**EXERCISE DIRECTIONS**.
Of the lines below, report only those that contain "subject".

**DATA LISTING**.
● ● ●

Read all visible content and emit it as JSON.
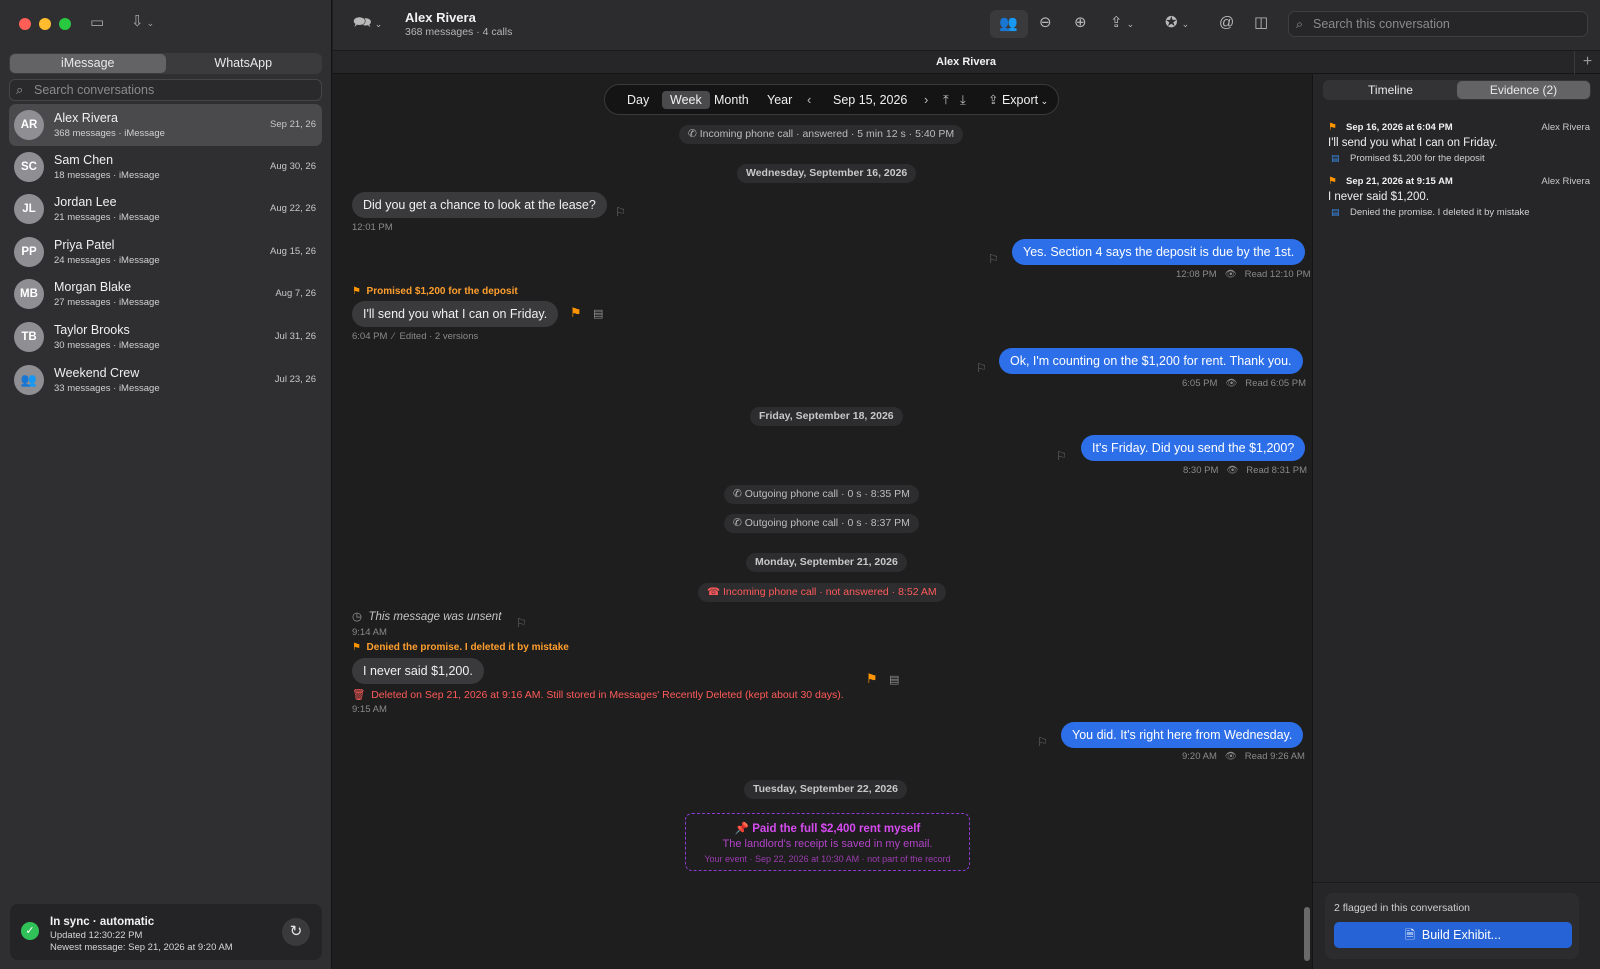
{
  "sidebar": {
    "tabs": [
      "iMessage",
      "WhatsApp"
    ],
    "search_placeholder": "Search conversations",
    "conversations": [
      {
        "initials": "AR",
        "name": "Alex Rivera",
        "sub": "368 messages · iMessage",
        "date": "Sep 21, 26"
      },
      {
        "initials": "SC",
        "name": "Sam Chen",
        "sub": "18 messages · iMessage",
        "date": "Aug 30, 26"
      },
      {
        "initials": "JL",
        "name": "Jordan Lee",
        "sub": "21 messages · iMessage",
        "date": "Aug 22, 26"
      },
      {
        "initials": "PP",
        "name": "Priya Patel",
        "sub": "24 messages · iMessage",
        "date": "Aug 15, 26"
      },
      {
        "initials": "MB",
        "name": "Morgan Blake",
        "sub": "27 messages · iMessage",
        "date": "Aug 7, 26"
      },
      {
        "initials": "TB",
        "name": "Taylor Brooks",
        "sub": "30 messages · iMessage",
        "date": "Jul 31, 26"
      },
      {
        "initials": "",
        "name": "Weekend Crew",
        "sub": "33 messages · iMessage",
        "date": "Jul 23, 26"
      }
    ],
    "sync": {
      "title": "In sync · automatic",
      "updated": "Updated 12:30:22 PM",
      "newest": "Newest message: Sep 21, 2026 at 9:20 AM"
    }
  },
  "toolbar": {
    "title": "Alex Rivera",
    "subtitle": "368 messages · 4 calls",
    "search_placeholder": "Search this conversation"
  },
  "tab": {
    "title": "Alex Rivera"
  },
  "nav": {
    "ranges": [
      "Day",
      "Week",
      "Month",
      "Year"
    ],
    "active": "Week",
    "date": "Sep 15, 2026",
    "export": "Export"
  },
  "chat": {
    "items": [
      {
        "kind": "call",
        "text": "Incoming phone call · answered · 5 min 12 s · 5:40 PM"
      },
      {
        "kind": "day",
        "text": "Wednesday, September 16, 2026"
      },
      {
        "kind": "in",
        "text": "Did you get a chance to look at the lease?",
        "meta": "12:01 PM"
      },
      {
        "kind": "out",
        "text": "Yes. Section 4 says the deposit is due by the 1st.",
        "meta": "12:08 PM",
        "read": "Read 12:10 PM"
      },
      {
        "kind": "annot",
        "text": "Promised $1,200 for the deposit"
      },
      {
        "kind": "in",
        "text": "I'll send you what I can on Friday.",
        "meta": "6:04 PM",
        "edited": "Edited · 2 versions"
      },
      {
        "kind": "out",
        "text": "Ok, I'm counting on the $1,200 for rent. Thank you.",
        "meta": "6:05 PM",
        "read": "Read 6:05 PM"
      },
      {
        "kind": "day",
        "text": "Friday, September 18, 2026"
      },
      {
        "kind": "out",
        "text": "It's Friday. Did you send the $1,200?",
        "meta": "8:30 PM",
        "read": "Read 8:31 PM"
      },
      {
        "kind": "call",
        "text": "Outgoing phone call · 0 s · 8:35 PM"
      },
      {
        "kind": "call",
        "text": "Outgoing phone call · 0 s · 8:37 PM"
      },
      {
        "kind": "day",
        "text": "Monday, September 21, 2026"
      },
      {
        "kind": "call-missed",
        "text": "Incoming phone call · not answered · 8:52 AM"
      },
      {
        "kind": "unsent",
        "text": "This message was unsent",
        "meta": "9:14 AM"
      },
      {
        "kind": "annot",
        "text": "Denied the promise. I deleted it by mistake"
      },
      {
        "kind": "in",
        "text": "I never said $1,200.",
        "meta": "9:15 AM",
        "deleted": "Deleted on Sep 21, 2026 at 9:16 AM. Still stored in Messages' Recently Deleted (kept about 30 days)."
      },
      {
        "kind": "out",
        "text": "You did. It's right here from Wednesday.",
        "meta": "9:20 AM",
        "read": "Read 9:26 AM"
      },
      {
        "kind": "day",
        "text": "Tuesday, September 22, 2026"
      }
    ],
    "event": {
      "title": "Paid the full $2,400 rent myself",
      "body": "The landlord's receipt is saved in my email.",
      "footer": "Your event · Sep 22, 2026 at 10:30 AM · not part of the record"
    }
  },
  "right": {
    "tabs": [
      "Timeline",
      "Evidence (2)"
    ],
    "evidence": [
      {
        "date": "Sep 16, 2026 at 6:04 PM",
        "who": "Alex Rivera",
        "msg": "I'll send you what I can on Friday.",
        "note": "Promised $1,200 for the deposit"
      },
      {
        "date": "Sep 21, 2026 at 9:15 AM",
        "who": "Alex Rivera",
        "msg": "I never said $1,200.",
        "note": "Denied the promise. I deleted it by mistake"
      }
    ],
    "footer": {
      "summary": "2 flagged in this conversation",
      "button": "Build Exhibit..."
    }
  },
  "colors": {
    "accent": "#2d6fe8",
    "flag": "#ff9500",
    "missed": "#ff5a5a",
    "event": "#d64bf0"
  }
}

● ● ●

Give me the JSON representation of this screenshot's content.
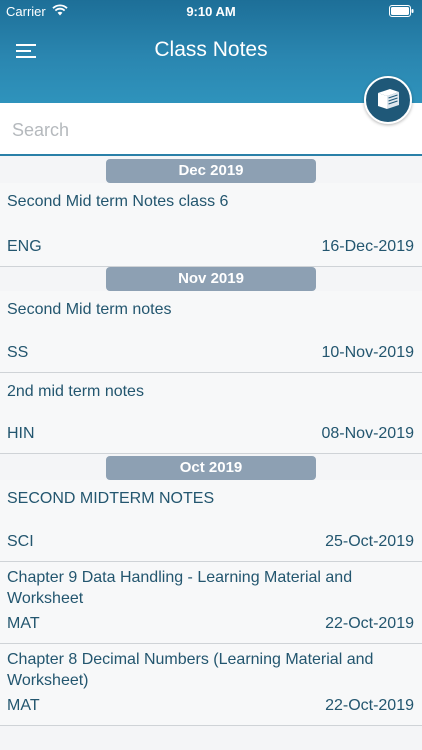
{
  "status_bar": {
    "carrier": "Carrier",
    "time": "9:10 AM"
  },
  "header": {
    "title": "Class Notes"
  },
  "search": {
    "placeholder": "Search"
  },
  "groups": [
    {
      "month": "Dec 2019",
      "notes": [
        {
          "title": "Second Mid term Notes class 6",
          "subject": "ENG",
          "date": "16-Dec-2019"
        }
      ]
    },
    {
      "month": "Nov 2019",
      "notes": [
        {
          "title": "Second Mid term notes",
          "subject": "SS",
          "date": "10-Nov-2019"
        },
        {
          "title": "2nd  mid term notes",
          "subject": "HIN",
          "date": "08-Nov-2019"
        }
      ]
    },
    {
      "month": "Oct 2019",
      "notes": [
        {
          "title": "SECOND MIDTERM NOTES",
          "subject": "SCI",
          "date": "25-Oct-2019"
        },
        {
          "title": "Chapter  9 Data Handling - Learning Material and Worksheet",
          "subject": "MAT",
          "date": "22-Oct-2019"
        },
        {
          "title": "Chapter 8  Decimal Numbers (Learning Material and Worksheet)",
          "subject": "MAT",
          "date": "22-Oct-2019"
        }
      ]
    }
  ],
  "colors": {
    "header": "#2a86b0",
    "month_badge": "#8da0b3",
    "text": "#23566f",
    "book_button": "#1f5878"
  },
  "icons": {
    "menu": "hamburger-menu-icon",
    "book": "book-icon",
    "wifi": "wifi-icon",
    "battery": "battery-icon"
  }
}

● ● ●

**RESPONSE AREA**.
          "subject": "ENG",
          "subject": "SS",
          "subject": "HIN",
          "subject": "SCI",
          "subject": "MAT",
          "subject": "MAT",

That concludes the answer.